“Delivering a ‘Net Zero’ National Health Service” states that around 14% of NHS emissions relate to patients, visitors, staff and suppliers travelling by road, and reducing unnecessary journeys is one of the interventions considered in the NHS report.
This could be achieved if patients could get a test, result and treatment within one appointment, rather than making up to three journeys: first to a clinical appointment, then to a blood test and back to the clinician once the test results are back from the laboratory.
Rapid point of care diagnostics allow a clinician to assess a patient, perform a test, get results within minutes and start treatment – all in one appointment. For example, patients’ risk of thrombolysis or diabetes can be immediately assessed using lab-comparable tests on the same diagnostic device.
According to the survey, the vast majority of GPs favour community testing, with only 4% choosing the hospital as the preferred location of testing, compared to 46% preferring the GP surgery, 18% a community hub, 15% a patient’s home and 12% the pharmacy.
Professor Mayur Lakhani, General Practitioner and Board member of West Leicestershire Clinical Commissioning Group said: “Being able to discuss the result directly with the patient is very powerful and already we are reducing the number of journeys to the urgent care centre and the hospital with anticoagulation and D-Dimer testing.”
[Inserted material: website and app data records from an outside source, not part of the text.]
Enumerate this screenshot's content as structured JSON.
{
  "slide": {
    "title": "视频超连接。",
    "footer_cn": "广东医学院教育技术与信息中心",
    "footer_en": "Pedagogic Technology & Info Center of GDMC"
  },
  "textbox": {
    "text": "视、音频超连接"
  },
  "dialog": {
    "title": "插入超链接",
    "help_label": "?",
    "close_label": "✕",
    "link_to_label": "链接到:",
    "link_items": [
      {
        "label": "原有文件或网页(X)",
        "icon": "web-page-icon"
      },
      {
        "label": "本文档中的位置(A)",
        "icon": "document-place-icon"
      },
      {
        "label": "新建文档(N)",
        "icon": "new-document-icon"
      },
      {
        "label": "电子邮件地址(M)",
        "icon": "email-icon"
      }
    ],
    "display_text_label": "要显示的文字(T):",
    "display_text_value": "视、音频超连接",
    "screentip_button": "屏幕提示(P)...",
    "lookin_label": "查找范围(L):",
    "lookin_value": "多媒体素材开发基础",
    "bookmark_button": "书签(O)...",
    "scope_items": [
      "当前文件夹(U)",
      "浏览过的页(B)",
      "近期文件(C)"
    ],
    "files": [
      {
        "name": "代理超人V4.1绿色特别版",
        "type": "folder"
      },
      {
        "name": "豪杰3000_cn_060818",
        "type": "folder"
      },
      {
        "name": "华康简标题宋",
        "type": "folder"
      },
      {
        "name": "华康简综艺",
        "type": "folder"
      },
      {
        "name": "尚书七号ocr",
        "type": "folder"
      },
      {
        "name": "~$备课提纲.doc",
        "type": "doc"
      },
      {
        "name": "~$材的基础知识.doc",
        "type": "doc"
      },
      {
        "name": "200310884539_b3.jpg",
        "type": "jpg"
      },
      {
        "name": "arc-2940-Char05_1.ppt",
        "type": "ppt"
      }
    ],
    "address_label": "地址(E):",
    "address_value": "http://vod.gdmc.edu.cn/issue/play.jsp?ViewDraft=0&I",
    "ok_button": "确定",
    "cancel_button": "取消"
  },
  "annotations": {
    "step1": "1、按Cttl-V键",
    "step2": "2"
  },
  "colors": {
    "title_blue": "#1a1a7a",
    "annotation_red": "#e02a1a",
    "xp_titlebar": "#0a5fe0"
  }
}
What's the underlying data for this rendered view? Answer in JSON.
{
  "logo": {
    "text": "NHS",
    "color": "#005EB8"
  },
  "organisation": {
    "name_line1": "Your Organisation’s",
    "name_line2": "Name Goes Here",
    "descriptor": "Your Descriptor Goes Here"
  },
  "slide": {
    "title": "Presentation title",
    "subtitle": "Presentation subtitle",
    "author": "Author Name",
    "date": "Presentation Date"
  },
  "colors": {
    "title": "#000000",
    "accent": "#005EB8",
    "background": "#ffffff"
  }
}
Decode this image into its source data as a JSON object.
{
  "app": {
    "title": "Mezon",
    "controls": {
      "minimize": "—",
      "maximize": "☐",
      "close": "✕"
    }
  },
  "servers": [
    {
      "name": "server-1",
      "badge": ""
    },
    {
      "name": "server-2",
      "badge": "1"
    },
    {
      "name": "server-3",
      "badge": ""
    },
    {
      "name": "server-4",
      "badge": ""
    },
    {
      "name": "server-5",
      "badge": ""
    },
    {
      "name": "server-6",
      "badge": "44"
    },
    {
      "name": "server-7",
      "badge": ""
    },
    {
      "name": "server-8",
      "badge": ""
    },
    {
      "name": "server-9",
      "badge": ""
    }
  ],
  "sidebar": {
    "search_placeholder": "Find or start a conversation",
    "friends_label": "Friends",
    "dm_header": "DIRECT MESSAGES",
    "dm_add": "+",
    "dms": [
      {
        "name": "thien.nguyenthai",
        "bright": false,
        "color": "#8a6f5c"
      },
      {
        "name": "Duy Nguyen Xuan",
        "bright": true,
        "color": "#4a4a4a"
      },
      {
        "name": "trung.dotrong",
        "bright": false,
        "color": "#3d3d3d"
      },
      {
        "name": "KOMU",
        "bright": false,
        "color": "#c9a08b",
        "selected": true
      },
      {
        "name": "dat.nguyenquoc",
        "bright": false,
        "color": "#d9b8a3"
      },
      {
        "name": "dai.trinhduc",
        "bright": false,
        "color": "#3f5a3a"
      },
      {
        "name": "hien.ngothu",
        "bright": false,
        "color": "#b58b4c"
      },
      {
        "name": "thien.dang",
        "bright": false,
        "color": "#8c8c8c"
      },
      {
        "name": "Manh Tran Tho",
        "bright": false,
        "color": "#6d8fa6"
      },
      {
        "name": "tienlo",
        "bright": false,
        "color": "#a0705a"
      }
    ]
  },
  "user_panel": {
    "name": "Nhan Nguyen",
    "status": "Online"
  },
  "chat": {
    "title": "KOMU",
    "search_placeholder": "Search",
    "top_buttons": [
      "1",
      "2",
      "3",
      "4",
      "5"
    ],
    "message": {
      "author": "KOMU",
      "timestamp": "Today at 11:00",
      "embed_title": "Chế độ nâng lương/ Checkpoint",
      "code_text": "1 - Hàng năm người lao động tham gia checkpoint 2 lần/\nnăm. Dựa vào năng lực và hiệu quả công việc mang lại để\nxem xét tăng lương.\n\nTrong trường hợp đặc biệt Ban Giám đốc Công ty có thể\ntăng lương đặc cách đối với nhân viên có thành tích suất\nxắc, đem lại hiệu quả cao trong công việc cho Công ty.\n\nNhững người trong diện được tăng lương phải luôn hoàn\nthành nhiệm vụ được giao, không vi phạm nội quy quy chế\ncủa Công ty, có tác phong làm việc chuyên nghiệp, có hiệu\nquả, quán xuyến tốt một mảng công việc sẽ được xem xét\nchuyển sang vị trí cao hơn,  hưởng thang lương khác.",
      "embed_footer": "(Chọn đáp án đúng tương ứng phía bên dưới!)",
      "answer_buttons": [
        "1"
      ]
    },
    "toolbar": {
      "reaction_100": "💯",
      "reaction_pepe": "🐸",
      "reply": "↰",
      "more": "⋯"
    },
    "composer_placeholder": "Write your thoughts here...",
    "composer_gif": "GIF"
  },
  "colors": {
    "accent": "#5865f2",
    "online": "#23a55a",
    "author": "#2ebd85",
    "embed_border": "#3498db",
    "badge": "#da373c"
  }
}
Dr. Matthew Fay, Medical Director, LumiraDx, said: “Testing, diagnosing and starting treatment in one appointment means a better outcome for the patient and, by cutting unnecessary journeys, a better result for the planet.”